 Convergence between IFRSs and US GAAP


The IASB and the US Financial Accounting Standards Board (FASB) have been working together since 2002 to achieve convergence of IFRSs and US generally accepted accounting principles (GAAP). A common set of high quality global standards remains a priority of both the IASB and the FASB.

In September 2002 the IASB and the FASB agreed to work together, in consultation with other national and regional bodies, to remove the differences between international standards and US GAAP. This decision was embodied in a Memorandum of Understanding (MoU) between the boards known as the Norwalk Agreement.
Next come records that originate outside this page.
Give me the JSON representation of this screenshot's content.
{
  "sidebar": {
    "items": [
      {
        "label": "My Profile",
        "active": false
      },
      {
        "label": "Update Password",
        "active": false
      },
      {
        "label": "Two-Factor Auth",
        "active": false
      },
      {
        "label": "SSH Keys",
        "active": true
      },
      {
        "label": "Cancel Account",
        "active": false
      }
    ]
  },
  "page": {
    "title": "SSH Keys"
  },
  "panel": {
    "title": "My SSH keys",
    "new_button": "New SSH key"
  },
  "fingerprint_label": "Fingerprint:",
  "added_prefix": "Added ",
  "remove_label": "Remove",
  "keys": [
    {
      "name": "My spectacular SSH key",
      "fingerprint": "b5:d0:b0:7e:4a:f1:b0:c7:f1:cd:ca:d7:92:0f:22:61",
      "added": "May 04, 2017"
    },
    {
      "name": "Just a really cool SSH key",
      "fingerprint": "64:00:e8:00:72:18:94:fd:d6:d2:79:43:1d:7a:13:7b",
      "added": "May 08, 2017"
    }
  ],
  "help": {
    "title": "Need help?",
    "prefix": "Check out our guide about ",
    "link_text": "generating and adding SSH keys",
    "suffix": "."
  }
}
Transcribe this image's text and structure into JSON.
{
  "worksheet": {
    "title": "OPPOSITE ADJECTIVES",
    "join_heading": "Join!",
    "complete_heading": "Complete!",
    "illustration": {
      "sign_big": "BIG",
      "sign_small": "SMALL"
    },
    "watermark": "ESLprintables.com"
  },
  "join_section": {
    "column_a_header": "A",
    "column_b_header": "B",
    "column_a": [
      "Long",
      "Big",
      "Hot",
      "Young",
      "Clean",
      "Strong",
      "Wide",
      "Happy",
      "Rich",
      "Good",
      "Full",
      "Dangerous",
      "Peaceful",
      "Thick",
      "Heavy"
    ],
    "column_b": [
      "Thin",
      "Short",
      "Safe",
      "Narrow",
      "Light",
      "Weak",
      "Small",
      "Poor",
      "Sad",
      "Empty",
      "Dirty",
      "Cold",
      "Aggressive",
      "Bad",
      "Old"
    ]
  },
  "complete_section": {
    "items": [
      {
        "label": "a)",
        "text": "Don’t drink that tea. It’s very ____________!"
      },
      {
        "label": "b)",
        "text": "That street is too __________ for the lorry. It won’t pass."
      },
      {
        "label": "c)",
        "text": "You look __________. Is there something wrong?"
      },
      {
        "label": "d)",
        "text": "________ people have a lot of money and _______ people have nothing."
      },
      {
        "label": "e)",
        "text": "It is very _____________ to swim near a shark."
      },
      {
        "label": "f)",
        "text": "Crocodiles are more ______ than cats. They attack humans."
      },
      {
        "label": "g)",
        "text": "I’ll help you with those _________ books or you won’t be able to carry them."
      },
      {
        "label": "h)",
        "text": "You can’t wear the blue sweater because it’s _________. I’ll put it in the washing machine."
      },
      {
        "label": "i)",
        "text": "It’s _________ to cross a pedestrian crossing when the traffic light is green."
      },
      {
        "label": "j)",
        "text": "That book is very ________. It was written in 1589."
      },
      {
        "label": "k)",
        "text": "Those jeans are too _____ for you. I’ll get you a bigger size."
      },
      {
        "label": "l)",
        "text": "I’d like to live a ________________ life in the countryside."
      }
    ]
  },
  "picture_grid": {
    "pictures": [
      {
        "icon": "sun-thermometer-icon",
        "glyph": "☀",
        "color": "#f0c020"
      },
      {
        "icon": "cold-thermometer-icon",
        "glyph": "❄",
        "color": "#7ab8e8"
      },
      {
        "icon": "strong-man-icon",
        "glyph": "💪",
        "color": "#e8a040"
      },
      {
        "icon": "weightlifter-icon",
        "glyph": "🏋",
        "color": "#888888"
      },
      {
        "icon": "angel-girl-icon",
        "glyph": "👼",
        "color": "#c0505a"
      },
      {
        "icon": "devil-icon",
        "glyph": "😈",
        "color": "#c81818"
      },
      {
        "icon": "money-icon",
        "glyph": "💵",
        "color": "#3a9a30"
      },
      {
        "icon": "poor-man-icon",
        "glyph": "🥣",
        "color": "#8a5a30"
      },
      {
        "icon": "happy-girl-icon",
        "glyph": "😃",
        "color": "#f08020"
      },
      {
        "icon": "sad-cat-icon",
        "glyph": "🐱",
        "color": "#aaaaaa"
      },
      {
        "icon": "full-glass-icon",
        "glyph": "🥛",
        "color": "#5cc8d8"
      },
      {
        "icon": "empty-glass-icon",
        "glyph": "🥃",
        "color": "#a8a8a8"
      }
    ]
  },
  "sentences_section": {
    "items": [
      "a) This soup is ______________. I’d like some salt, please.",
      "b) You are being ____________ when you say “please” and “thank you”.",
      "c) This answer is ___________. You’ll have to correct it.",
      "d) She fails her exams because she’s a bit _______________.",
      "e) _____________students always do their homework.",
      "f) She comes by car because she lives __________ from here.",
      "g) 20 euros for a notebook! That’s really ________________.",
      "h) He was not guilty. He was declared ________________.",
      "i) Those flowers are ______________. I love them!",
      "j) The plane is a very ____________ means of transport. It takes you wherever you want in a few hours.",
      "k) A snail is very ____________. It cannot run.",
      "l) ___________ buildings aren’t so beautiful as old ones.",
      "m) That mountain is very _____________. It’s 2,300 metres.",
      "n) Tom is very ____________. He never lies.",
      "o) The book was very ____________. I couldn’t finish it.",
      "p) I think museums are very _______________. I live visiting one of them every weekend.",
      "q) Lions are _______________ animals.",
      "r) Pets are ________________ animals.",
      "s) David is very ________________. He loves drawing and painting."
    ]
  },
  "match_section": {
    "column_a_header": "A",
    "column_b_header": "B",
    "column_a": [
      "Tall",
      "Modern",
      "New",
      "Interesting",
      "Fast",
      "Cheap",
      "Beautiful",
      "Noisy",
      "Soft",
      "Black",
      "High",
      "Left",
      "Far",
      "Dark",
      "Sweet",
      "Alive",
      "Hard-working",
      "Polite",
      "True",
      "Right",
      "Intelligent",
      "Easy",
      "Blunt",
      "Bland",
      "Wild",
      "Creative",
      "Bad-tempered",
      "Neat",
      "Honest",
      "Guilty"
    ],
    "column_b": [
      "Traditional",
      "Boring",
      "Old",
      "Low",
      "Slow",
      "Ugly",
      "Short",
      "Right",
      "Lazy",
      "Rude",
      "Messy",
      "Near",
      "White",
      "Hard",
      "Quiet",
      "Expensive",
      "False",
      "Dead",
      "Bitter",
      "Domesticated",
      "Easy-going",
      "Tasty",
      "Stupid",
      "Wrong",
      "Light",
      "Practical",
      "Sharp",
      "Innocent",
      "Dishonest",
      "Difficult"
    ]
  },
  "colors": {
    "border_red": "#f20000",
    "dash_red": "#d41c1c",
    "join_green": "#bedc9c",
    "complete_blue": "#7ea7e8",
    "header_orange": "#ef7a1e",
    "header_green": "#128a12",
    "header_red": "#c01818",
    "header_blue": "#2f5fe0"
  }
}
The boards’ commitment was further strengthened in 2006 when the IASB and FASB set specific milestones to be reached by 2008 ( A roadmap for convergence 2006 – 2008).

In the light of the progress achieved by the boards and other factors, the US Securities and Exchange Commission (SEC) removed in 2007 the requirement for non-US companies registered in the United States to reconcile their financial reports with US GAAP if their accounts complied with IFRSs as issued by the IASB. At the same time, the SEC also published a proposed roadmap on adoption of IFRSs for domestic US companies.

In 2008 the two boards issued an update to the MoU, which identified a series of priorities and milestones, emphasising the goal of joint projects to produce common, principle-based standards.

The Group of 20 Leaders (G20) called for standard-setters to re-double their efforts to complete convergence in global accounting standards. Following this request, in November 2009the IASB and the FASB published a progress report describing an intensification of their work programme, including the hosting of monthly joint board meetings and to provide quarterly updates on their progress on convergence projects.

In April 2012 the IASB and FASB published a joint progress report in which they describe the progress made on financial instruments, including a joint expected loss impairment (“provisioning”) approach and a more converged approach to classification and measurement.